# WHAT TO DO
Find how many lines in the data below include the word "title", then write only that number.

# Records excerpted from a collection
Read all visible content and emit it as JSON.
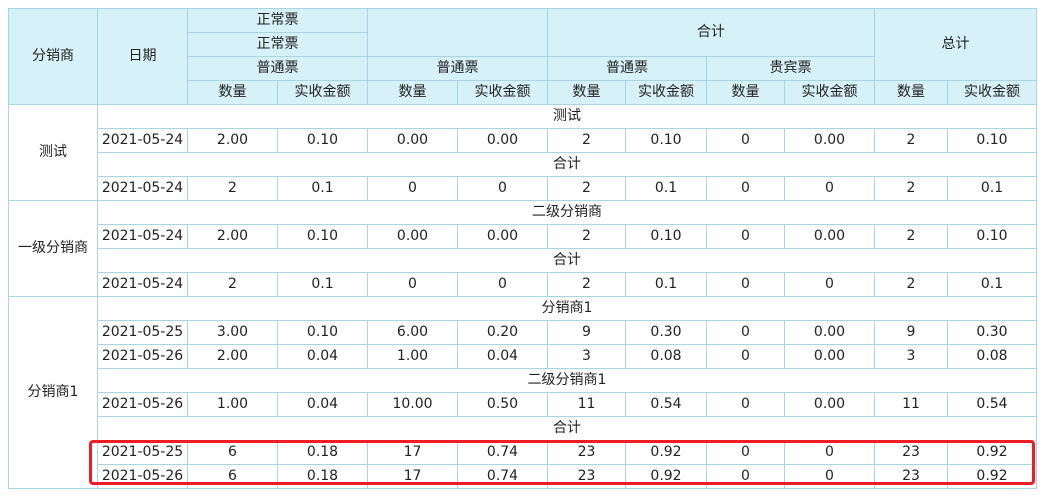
{
  "header": {
    "distributor": "分销商",
    "date": "日期",
    "normal_ticket": "正常票",
    "normal_ticket_sub": "正常票",
    "total_group": "合计",
    "grand_total": "总计",
    "regular": "普通票",
    "vip": "贵宾票",
    "qty": "数量",
    "amount": "实收金额"
  },
  "groups": [
    {
      "distributor": "测试",
      "sections": [
        {
          "title": "测试",
          "rows": [
            [
              "2021-05-24",
              "2.00",
              "0.10",
              "0.00",
              "0.00",
              "2",
              "0.10",
              "0",
              "0.00",
              "2",
              "0.10"
            ]
          ]
        },
        {
          "title": "合计",
          "rows": [
            [
              "2021-05-24",
              "2",
              "0.1",
              "0",
              "0",
              "2",
              "0.1",
              "0",
              "0",
              "2",
              "0.1"
            ]
          ]
        }
      ]
    },
    {
      "distributor": "一级分销商",
      "sections": [
        {
          "title": "二级分销商",
          "rows": [
            [
              "2021-05-24",
              "2.00",
              "0.10",
              "0.00",
              "0.00",
              "2",
              "0.10",
              "0",
              "0.00",
              "2",
              "0.10"
            ]
          ]
        },
        {
          "title": "合计",
          "rows": [
            [
              "2021-05-24",
              "2",
              "0.1",
              "0",
              "0",
              "2",
              "0.1",
              "0",
              "0",
              "2",
              "0.1"
            ]
          ]
        }
      ]
    },
    {
      "distributor": "分销商1",
      "sections": [
        {
          "title": "分销商1",
          "rows": [
            [
              "2021-05-25",
              "3.00",
              "0.10",
              "6.00",
              "0.20",
              "9",
              "0.30",
              "0",
              "0.00",
              "9",
              "0.30"
            ],
            [
              "2021-05-26",
              "2.00",
              "0.04",
              "1.00",
              "0.04",
              "3",
              "0.08",
              "0",
              "0.00",
              "3",
              "0.08"
            ]
          ]
        },
        {
          "title": "二级分销商1",
          "rows": [
            [
              "2021-05-26",
              "1.00",
              "0.04",
              "10.00",
              "0.50",
              "11",
              "0.54",
              "0",
              "0.00",
              "11",
              "0.54"
            ]
          ]
        },
        {
          "title": "合计",
          "rows": [
            [
              "2021-05-25",
              "6",
              "0.18",
              "17",
              "0.74",
              "23",
              "0.92",
              "0",
              "0",
              "23",
              "0.92"
            ],
            [
              "2021-05-26",
              "6",
              "0.18",
              "17",
              "0.74",
              "23",
              "0.92",
              "0",
              "0",
              "23",
              "0.92"
            ]
          ]
        }
      ]
    }
  ],
  "colors": {
    "header_bg": "#d7f1f8",
    "border": "#a9d4e4",
    "highlight": "#ee1c24"
  }
}
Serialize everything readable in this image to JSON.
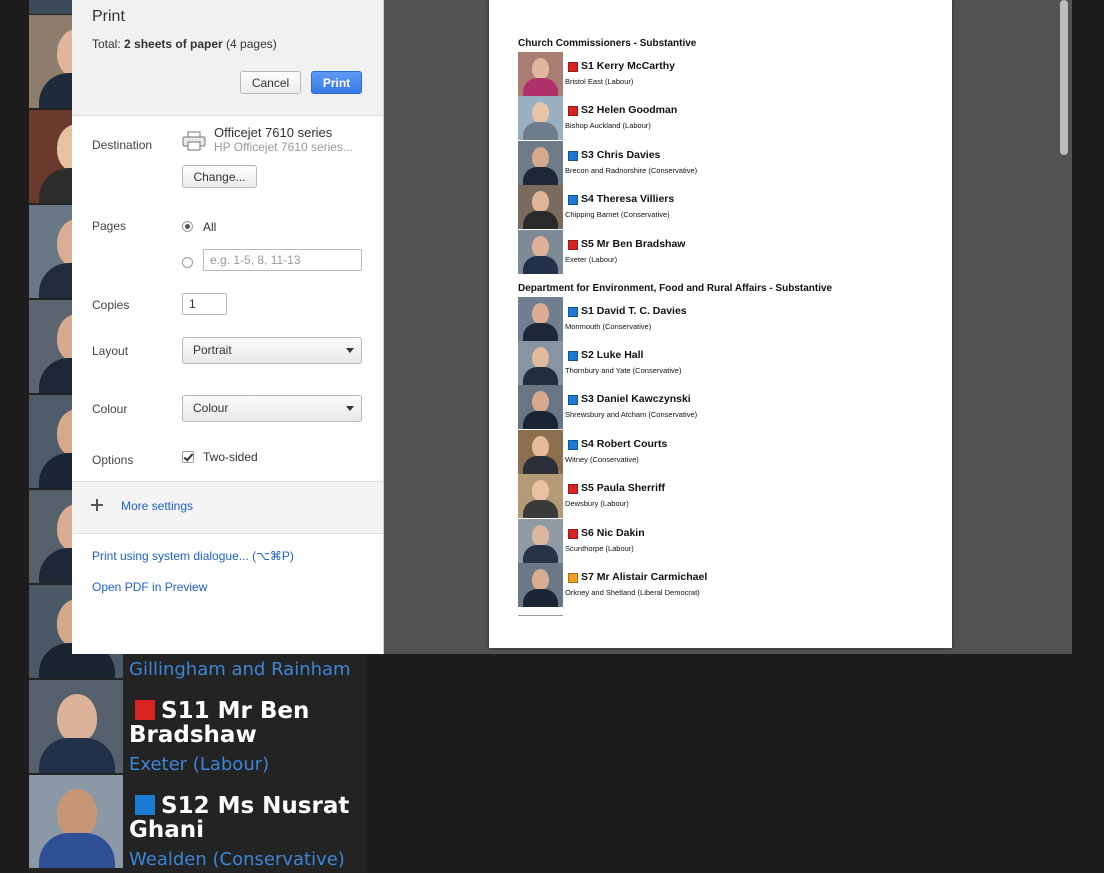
{
  "background": {
    "visible_cards": [
      {
        "constituency": "Gillingham and Rainham"
      },
      {
        "position": "S11",
        "name": "Mr Ben Bradshaw",
        "constituency": "Exeter (Labour)",
        "party_color": "#d92323"
      },
      {
        "position": "S12",
        "name": "Ms Nusrat Ghani",
        "constituency": "Wealden (Conservative)",
        "party_color": "#1a7ad4"
      }
    ]
  },
  "dialog": {
    "title": "Print",
    "total_prefix": "Total: ",
    "total_sheets": "2 sheets of paper",
    "total_pages": " (4 pages)",
    "cancel_label": "Cancel",
    "print_label": "Print",
    "destination": {
      "label": "Destination",
      "printer_name": "Officejet 7610 series",
      "printer_model": "HP Officejet 7610 series...",
      "change_label": "Change...",
      "icon": "printer-icon"
    },
    "pages": {
      "label": "Pages",
      "all_label": "All",
      "all_selected": true,
      "range_placeholder": "e.g. 1-5, 8, 11-13",
      "range_value": ""
    },
    "copies": {
      "label": "Copies",
      "value": "1"
    },
    "layout": {
      "label": "Layout",
      "value": "Portrait"
    },
    "colour": {
      "label": "Colour",
      "value": "Colour"
    },
    "options": {
      "label": "Options",
      "two_sided_label": "Two-sided",
      "two_sided_checked": true
    },
    "more_settings": "More settings",
    "system_dialog_link": "Print using system dialogue... (⌥⌘P)",
    "open_pdf_link": "Open PDF in Preview"
  },
  "preview": {
    "sections": [
      {
        "heading": "Church Commissioners - Substantive",
        "members": [
          {
            "position": "S1",
            "name": "Kerry McCarthy",
            "constituency": "Bristol East (Labour)",
            "party_color": "#d92323"
          },
          {
            "position": "S2",
            "name": "Helen Goodman",
            "constituency": "Bishop Auckland (Labour)",
            "party_color": "#d92323"
          },
          {
            "position": "S3",
            "name": "Chris Davies",
            "constituency": "Brecon and Radnorshire (Conservative)",
            "party_color": "#1a7ad4"
          },
          {
            "position": "S4",
            "name": "Theresa Villiers",
            "constituency": "Chipping Barnet (Conservative)",
            "party_color": "#1a7ad4"
          },
          {
            "position": "S5",
            "name": "Mr Ben Bradshaw",
            "constituency": "Exeter (Labour)",
            "party_color": "#d92323"
          }
        ]
      },
      {
        "heading": "Department for Environment, Food and Rural Affairs - Substantive",
        "members": [
          {
            "position": "S1",
            "name": "David T. C. Davies",
            "constituency": "Monmouth (Conservative)",
            "party_color": "#1a7ad4"
          },
          {
            "position": "S2",
            "name": "Luke Hall",
            "constituency": "Thornbury and Yate (Conservative)",
            "party_color": "#1a7ad4"
          },
          {
            "position": "S3",
            "name": "Daniel Kawczynski",
            "constituency": "Shrewsbury and Atcham (Conservative)",
            "party_color": "#1a7ad4"
          },
          {
            "position": "S4",
            "name": "Robert Courts",
            "constituency": "Witney (Conservative)",
            "party_color": "#1a7ad4"
          },
          {
            "position": "S5",
            "name": "Paula Sherriff",
            "constituency": "Dewsbury (Labour)",
            "party_color": "#d92323"
          },
          {
            "position": "S6",
            "name": "Nic Dakin",
            "constituency": "Scunthorpe (Labour)",
            "party_color": "#d92323"
          },
          {
            "position": "S7",
            "name": "Mr Alistair Carmichael",
            "constituency": "Orkney and Shetland (Liberal Democrat)",
            "party_color": "#f0a020"
          }
        ]
      }
    ]
  }
}
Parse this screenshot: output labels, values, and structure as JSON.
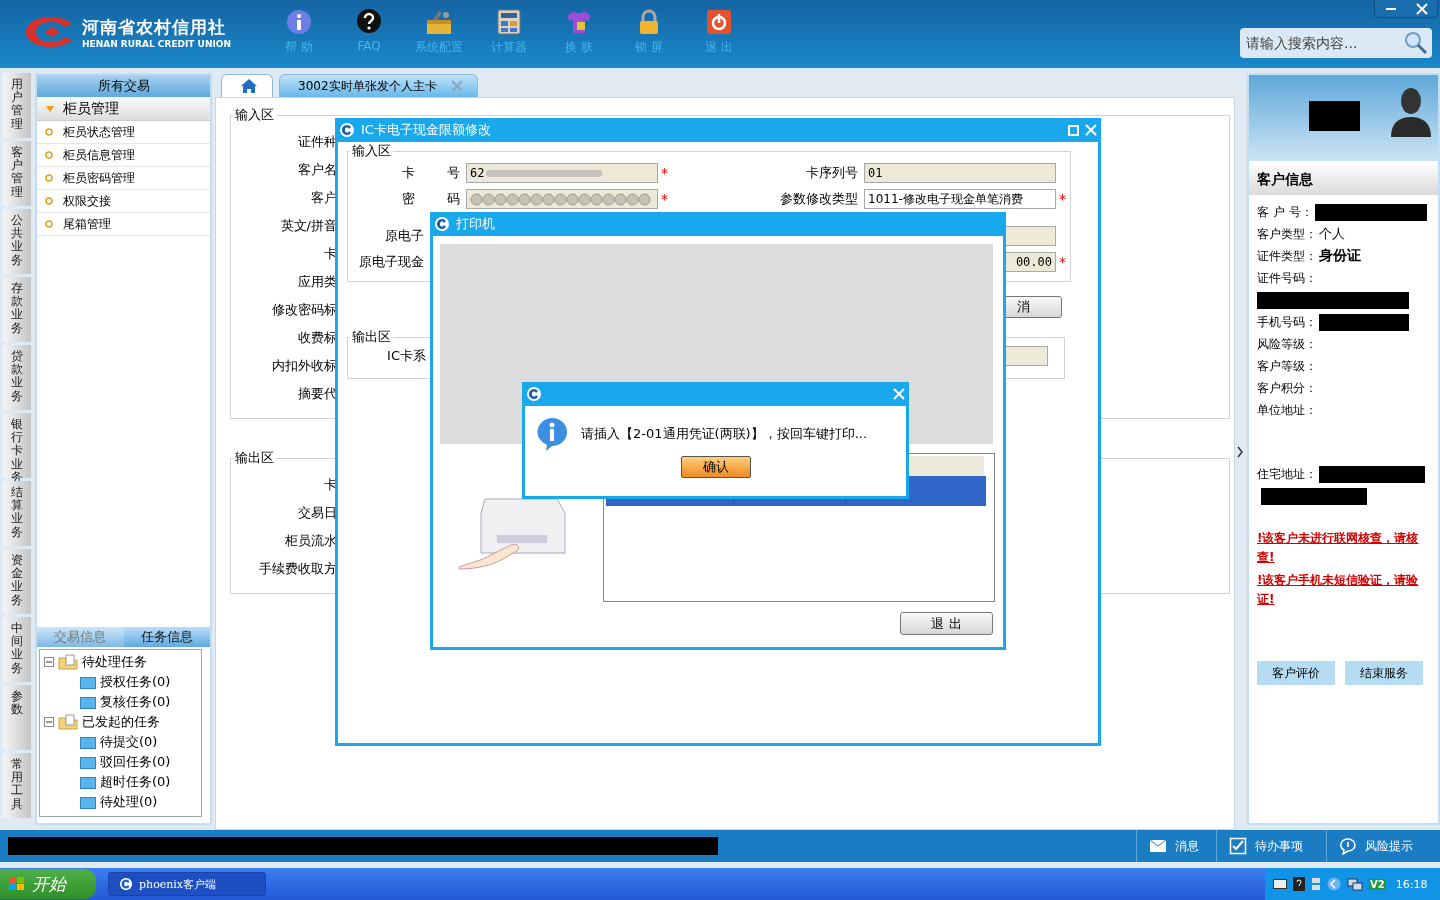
{
  "app": {
    "logo_cn": "河南省农村信用社",
    "logo_en": "HENAN RURAL CREDIT UNION"
  },
  "toolbar": [
    {
      "label": "帮 助",
      "kind": "info"
    },
    {
      "label": "FAQ",
      "kind": "faq"
    },
    {
      "label": "系统配置",
      "kind": "config"
    },
    {
      "label": "计算器",
      "kind": "calculator"
    },
    {
      "label": "换 肤",
      "kind": "skin"
    },
    {
      "label": "锁 屏",
      "kind": "lock"
    },
    {
      "label": "退 出",
      "kind": "exit"
    }
  ],
  "search": {
    "placeholder": "请输入搜索内容..."
  },
  "nav_tabs": [
    {
      "label": "用户管理"
    },
    {
      "label": "客户管理"
    },
    {
      "label": "公共业务"
    },
    {
      "label": "存款业务"
    },
    {
      "label": "贷款业务"
    },
    {
      "label": "银行卡业务"
    },
    {
      "label": "结算业务"
    },
    {
      "label": "资金业务"
    },
    {
      "label": "中间业务"
    },
    {
      "label": "参数"
    },
    {
      "label": "常用工具"
    }
  ],
  "sidebar": {
    "title": "所有交易",
    "groups": [
      {
        "label": "柜员管理",
        "expanded": true,
        "items": [
          {
            "label": "柜员状态管理"
          },
          {
            "label": "柜员信息管理"
          },
          {
            "label": "柜员密码管理"
          },
          {
            "label": "权限交接"
          },
          {
            "label": "尾箱管理"
          }
        ]
      }
    ]
  },
  "task_panel": {
    "tabs": [
      {
        "label": "交易信息",
        "selected": false
      },
      {
        "label": "任务信息",
        "selected": true
      }
    ],
    "tree": [
      {
        "label": "待处理任务",
        "expanded": true,
        "children": [
          {
            "label": "授权任务(0)"
          },
          {
            "label": "复核任务(0)"
          }
        ]
      },
      {
        "label": "已发起的任务",
        "expanded": true,
        "children": [
          {
            "label": "待提交(0)"
          },
          {
            "label": "驳回任务(0)"
          },
          {
            "label": "超时任务(0)"
          },
          {
            "label": "待处理(0)"
          }
        ]
      }
    ]
  },
  "doc_tabs": [
    {
      "kind": "home",
      "selected": false
    },
    {
      "kind": "page",
      "label": "3002实时单张发个人主卡",
      "selected": true
    }
  ],
  "form": {
    "input_legend": "输入区",
    "input_labels": [
      "证件种",
      "客户名",
      "客户",
      "英文/拼音",
      "卡",
      "应用类",
      "修改密码标",
      "收费标",
      "内扣外收标",
      "摘要代"
    ],
    "output_legend": "输出区",
    "output_labels": [
      "卡",
      "交易日",
      "柜员流水",
      "手续费收取方"
    ]
  },
  "card_dialog": {
    "title": "IC卡电子现金限额修改",
    "input_legend": "输入区",
    "fields": [
      {
        "label": "卡 号",
        "spaced": true,
        "kind": "blurred",
        "value": "62",
        "required": "*"
      },
      {
        "label": "卡序列号",
        "kind": "text",
        "value": "01"
      },
      {
        "label": "密 码",
        "spaced": true,
        "kind": "password",
        "required": "*"
      },
      {
        "label": "参数修改类型",
        "kind": "select",
        "value": "1011-修改电子现金单笔消费",
        "required": "*"
      },
      {
        "label": "原电子",
        "kind": "label_only"
      },
      {
        "kind": "text"
      },
      {
        "label": "原电子现金",
        "kind": "label_only"
      },
      {
        "kind": "amount",
        "value": "00.00",
        "required": "*"
      }
    ],
    "button": "消",
    "output_legend": "输出区",
    "output_label": "IC卡系"
  },
  "printer_dialog": {
    "title": "打印机",
    "list_rows": [
      {
        "selected": true
      }
    ],
    "exit_button": "退 出"
  },
  "message_box": {
    "message": "请插入【2-01通用凭证(两联)】，按回车键打印...",
    "ok_button": "确认"
  },
  "customer": {
    "title": "客户信息",
    "rows": [
      {
        "label": "客 户 号：",
        "kind": "redacted"
      },
      {
        "label": "客户类型：",
        "kind": "plain",
        "value": "个人"
      },
      {
        "label": "证件类型：",
        "kind": "bold",
        "value": "身份证"
      },
      {
        "label": "证件号码：",
        "kind": "redacted_below"
      },
      {
        "label": "手机号码：",
        "kind": "redacted"
      },
      {
        "label": "风险等级：",
        "kind": "blank"
      },
      {
        "label": "客户等级：",
        "kind": "blank"
      },
      {
        "label": "客户积分：",
        "kind": "blank"
      },
      {
        "label": "单位地址：",
        "kind": "blank_tall"
      },
      {
        "label": "住宅地址：",
        "kind": "redacted_two"
      }
    ],
    "warnings": [
      "!该客户未进行联网核查，请核查!",
      "!该客户手机未短信验证，请验证!"
    ],
    "buttons": [
      "客户评价",
      "结束服务"
    ]
  },
  "status_bar": {
    "buttons": [
      {
        "label": "消息",
        "kind": "mail"
      },
      {
        "label": "待办事项",
        "kind": "todo"
      },
      {
        "label": "风险提示",
        "kind": "risk"
      }
    ]
  },
  "taskbar": {
    "start": "开始",
    "tasks": [
      {
        "label": "phoenix客户端"
      }
    ],
    "tray_badge": "V2",
    "clock": "16:18"
  }
}
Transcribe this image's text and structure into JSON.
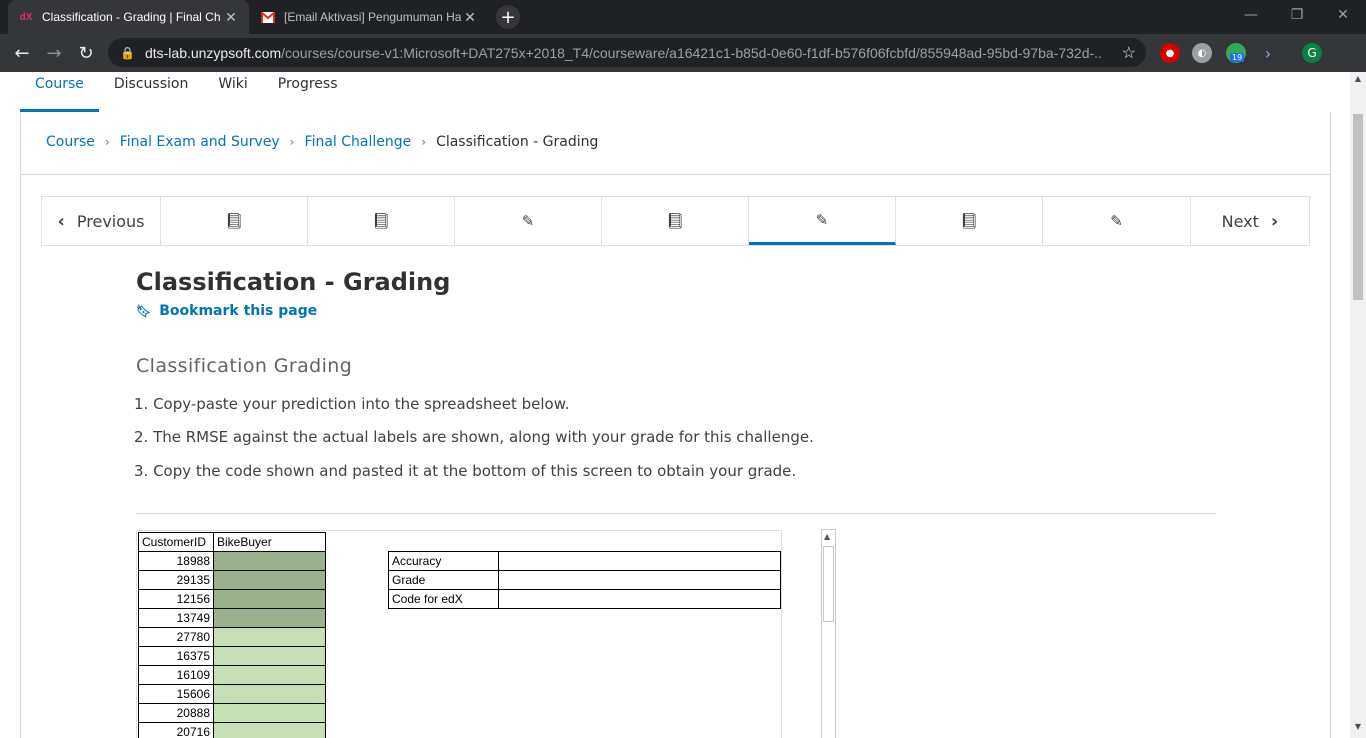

# THE ANSWER
12